REQUIRED WORK:
Reproduce each record below exactly as written.

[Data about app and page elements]
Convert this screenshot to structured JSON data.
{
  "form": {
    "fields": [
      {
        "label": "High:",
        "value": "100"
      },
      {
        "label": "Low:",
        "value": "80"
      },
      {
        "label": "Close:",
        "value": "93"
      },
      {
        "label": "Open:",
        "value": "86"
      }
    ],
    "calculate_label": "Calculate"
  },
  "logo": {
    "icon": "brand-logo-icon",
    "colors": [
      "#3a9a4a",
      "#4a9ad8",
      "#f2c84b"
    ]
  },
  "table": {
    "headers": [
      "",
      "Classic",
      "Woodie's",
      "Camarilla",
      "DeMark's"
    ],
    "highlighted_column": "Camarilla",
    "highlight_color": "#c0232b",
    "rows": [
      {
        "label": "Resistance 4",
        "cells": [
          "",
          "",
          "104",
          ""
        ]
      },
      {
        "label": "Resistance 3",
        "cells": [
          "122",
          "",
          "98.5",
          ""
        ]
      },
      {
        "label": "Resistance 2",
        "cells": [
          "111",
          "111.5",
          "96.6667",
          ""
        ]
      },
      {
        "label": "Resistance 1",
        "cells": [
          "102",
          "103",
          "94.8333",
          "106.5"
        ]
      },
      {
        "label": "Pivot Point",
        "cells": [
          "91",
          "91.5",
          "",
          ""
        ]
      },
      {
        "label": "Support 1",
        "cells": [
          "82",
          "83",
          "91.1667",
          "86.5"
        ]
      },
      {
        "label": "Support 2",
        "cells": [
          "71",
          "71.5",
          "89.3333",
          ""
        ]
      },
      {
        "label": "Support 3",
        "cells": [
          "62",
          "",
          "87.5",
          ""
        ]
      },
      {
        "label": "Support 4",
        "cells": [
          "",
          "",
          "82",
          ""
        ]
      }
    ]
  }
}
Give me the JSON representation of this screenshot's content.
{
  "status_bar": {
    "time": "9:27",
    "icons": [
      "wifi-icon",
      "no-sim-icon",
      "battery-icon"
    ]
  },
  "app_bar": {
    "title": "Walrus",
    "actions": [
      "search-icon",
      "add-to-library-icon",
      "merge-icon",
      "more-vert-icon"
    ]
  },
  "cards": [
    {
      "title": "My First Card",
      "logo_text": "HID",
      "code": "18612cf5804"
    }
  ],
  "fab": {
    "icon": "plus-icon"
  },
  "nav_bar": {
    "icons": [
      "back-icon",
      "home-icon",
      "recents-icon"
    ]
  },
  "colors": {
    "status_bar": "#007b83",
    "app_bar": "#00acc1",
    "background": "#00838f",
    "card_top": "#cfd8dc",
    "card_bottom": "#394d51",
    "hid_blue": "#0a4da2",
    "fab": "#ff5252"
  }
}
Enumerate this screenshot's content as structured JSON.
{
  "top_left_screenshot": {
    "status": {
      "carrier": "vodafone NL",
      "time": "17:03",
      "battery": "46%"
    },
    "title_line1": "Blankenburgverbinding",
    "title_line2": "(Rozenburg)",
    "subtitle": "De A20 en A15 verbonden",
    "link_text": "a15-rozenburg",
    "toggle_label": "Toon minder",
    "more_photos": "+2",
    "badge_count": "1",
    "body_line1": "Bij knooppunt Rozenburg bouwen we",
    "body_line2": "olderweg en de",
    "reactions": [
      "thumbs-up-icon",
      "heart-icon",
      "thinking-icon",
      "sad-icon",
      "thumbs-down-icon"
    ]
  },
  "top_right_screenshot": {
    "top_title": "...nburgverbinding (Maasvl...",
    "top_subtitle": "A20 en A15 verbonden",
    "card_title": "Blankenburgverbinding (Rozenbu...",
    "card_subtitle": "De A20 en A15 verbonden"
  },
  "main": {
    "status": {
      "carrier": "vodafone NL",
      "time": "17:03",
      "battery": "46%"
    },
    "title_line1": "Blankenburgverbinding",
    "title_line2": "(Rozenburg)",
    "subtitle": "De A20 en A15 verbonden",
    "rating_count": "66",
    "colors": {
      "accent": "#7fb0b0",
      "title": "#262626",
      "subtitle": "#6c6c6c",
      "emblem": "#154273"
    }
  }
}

EXERCISE OUTPUT:
Convert this screenshot to structured JSON data.
{
  "form": {
    "fields": [
      {
        "label": "High:",
        "value": "100"
      },
      {
        "label": "Low:",
        "value": "80"
      },
      {
        "label": "Close:",
        "value": "93"
      },
      {
        "label": "Open:",
        "value": "86"
      }
    ],
    "calculate_label": "Calculate"
  },
  "logo": {
    "icon": "brand-logo-icon",
    "colors": [
      "#3a9a4a",
      "#4a9ad8",
      "#f2c84b"
    ]
  },
  "table": {
    "headers": [
      "",
      "Classic",
      "Woodie's",
      "Camarilla",
      "DeMark's"
    ],
    "highlighted_column": "Camarilla",
    "highlight_color": "#c0232b",
    "rows": [
      {
        "label": "Resistance 4",
        "cells": [
          "",
          "",
          "104",
          ""
        ]
      },
      {
        "label": "Resistance 3",
        "cells": [
          "122",
          "",
          "98.5",
          ""
        ]
      },
      {
        "label": "Resistance 2",
        "cells": [
          "111",
          "111.5",
          "96.6667",
          ""
        ]
      },
      {
        "label": "Resistance 1",
        "cells": [
          "102",
          "103",
          "94.8333",
          "106.5"
        ]
      },
      {
        "label": "Pivot Point",
        "cells": [
          "91",
          "91.5",
          "",
          ""
        ]
      },
      {
        "label": "Support 1",
        "cells": [
          "82",
          "83",
          "91.1667",
          "86.5"
        ]
      },
      {
        "label": "Support 2",
        "cells": [
          "71",
          "71.5",
          "89.3333",
          ""
        ]
      },
      {
        "label": "Support 3",
        "cells": [
          "62",
          "",
          "87.5",
          ""
        ]
      },
      {
        "label": "Support 4",
        "cells": [
          "",
          "",
          "82",
          ""
        ]
      }
    ]
  }
}
Give me the JSON representation of this screenshot's content.
{
  "status_bar": {
    "time": "9:27",
    "icons": [
      "wifi-icon",
      "no-sim-icon",
      "battery-icon"
    ]
  },
  "app_bar": {
    "title": "Walrus",
    "actions": [
      "search-icon",
      "add-to-library-icon",
      "merge-icon",
      "more-vert-icon"
    ]
  },
  "cards": [
    {
      "title": "My First Card",
      "logo_text": "HID",
      "code": "18612cf5804"
    }
  ],
  "fab": {
    "icon": "plus-icon"
  },
  "nav_bar": {
    "icons": [
      "back-icon",
      "home-icon",
      "recents-icon"
    ]
  },
  "colors": {
    "status_bar": "#007b83",
    "app_bar": "#00acc1",
    "background": "#00838f",
    "card_top": "#cfd8dc",
    "card_bottom": "#394d51",
    "hid_blue": "#0a4da2",
    "fab": "#ff5252"
  }
}
Enumerate this screenshot's content as structured JSON.
{
  "top_left_screenshot": {
    "status": {
      "carrier": "vodafone NL",
      "time": "17:03",
      "battery": "46%"
    },
    "title_line1": "Blankenburgverbinding",
    "title_line2": "(Rozenburg)",
    "subtitle": "De A20 en A15 verbonden",
    "link_text": "a15-rozenburg",
    "toggle_label": "Toon minder",
    "more_photos": "+2",
    "badge_count": "1",
    "body_line1": "Bij knooppunt Rozenburg bouwen we",
    "body_line2": "olderweg en de",
    "reactions": [
      "thumbs-up-icon",
      "heart-icon",
      "thinking-icon",
      "sad-icon",
      "thumbs-down-icon"
    ]
  },
  "top_right_screenshot": {
    "top_title": "...nburgverbinding (Maasvl...",
    "top_subtitle": "A20 en A15 verbonden",
    "card_title": "Blankenburgverbinding (Rozenbu...",
    "card_subtitle": "De A20 en A15 verbonden"
  },
  "main": {
    "status": {
      "carrier": "vodafone NL",
      "time": "17:03",
      "battery": "46%"
    },
    "title_line1": "Blankenburgverbinding",
    "title_line2": "(Rozenburg)",
    "subtitle": "De A20 en A15 verbonden",
    "rating_count": "66",
    "colors": {
      "accent": "#7fb0b0",
      "title": "#262626",
      "subtitle": "#6c6c6c",
      "emblem": "#154273"
    }
  }
}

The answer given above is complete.